Valley Christian senior Sydney Eggleston, 17, discovered her life’s dream at an early age. While channel surfing at 9, she happened upon the equestrian riding event during the Sydney Olympics.
”Nothing was ever right until I saw it on TV,” Sydney said. “I knew at that moment that is what I totally want to do.”
Eggleston began lessons eight months later at Eastwick Hunters and Jumpers in north Spokane.
It seemed a natural fit for the girl who since age 4 had been asking for riding lessons.
But not just any horse would do.
Eggleston’s mother, Kelly Eggleston, remembers driving and pointing at horses grazing in the field. Surprisingly, she got no reaction from her daughter. At 5 1/2, , Eggleston brought her mom a magazine picture of an English style riding horse and said, ‘No, I want to ride like this.’
“I don’t know where she got the picture,” Kelly Eggleston, 41, said. “No one we knew had horse magazines.”

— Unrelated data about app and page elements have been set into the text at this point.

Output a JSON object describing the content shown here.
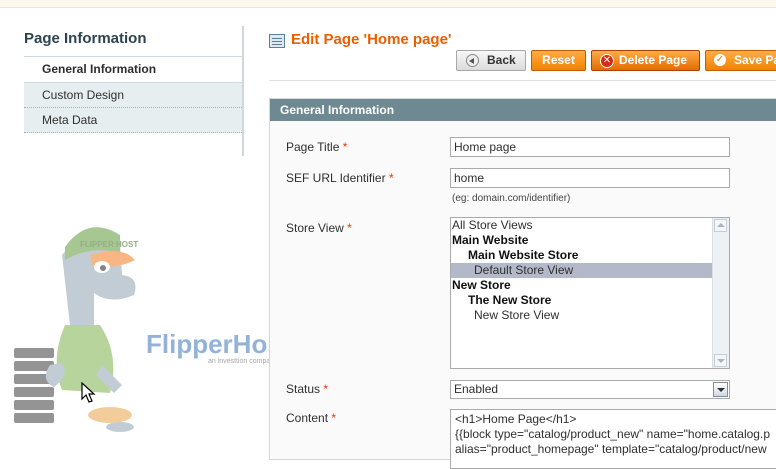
{
  "sidebar": {
    "title": "Page Information",
    "tabs": [
      {
        "label": "General Information"
      },
      {
        "label": "Custom Design"
      },
      {
        "label": "Meta Data"
      }
    ]
  },
  "header": {
    "title": "Edit Page 'Home page'",
    "buttons": {
      "back": "Back",
      "reset": "Reset",
      "delete": "Delete Page",
      "save": "Save Page"
    }
  },
  "section": {
    "title": "General Information",
    "fields": {
      "page_title": {
        "label": "Page Title",
        "value": "Home page"
      },
      "identifier": {
        "label": "SEF URL Identifier",
        "value": "home",
        "note": "(eg: domain.com/identifier)"
      },
      "store_view": {
        "label": "Store View",
        "options": [
          {
            "text": "All Store Views"
          },
          {
            "text": "Main Website"
          },
          {
            "text": "Main Website Store"
          },
          {
            "text": "Default Store View"
          },
          {
            "text": "New Store"
          },
          {
            "text": "The New Store"
          },
          {
            "text": "New Store View"
          }
        ]
      },
      "status": {
        "label": "Status",
        "value": "Enabled"
      },
      "content": {
        "label": "Content",
        "line1": "<h1>Home Page</h1>",
        "line2": "{{block type=\"catalog/product_new\" name=\"home.catalog.p",
        "line3": "alias=\"product_homepage\" template=\"catalog/product/new"
      }
    },
    "required_mark": "*"
  },
  "watermark": {
    "brand": "FlipperHost",
    "tagline": "an investtion company",
    "cap_text": "FLIPPER HOST"
  }
}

After enrolling in lessons, Sydney Eggleston remembers staying at the barn for hours, sweeping for as long as she could.
“Just being there puts me in the happiest place I’ve ever been,” she said. “I just love it.”
Six months after learning to ride, she began jumping.
“I started out with small poles on the ground and slowly worked up from there,” she said. “Once you’re able to control your horse on your own, you are ready to move onto different levels of difficulty.”
Eggleston got Groovin’, her first horse, at age 12, the same year she took the championship in her first A-level competition in Langley, B.C. Since then, she has competed in five other A-level shows for top riders, in addition to numerous unrated shows.
On her 16th birthday, her parents surprised her with Cheeks, a 10-year-old male horse.
She found her present in the barn wrapped with a bow around his neck.
“I was totally shocked,” she said.
Today, Eggleston jumps over obstacles up to 3 feet 9 inches. By comparison, Olympic riders jump over a course of 10 to 16 jumps set up to 6 feet 6 inches high or wide.
“I’ve fallen many times,” Eggleston said laughing. “No broken bones, so that is good.”
She has not missed a weekly lesson for more than eight years. Any extra time she finds in her schedule, she is at the barn riding Cheeks or helping her trainer exercise his other horses.
After graduation, she plans to attend Centenary College in Hackettstown, N.J. She chose Centenary because of its four-year teaching degree specializing in riding instruction and training.
Equestrian is one of the few sports that age doesn’t dictate an athlete’s longevity.
“There is no cut off age,” she said. “You just physically have to be able to handle it. I can see me doing this my whole life.”
As well as maintaining an aggressive riding schedule, Eggleston is involved with school activities.
She plays volleyball in the fall. In the spring, she plays tennis, a program she helped start at Valley Christian during her sophomore year.
She also helps lead the worship team and is the senior class treasurer.
Outside of school, she and two friends volunteer raising funds for Mocha Club, a national organization benefiting people in Africa.
“She is a well-rounded student,” Valley Christian’s guidance counselor Nancy Arnhold said. “She is very active in school and still able to fulfill her life-long dream.”
Eggleston’s ultimate dream is participating in the 2016 Olympics as a rider. “If you shoot for the moon and you miss, you’ll end up in the stars, so why not?”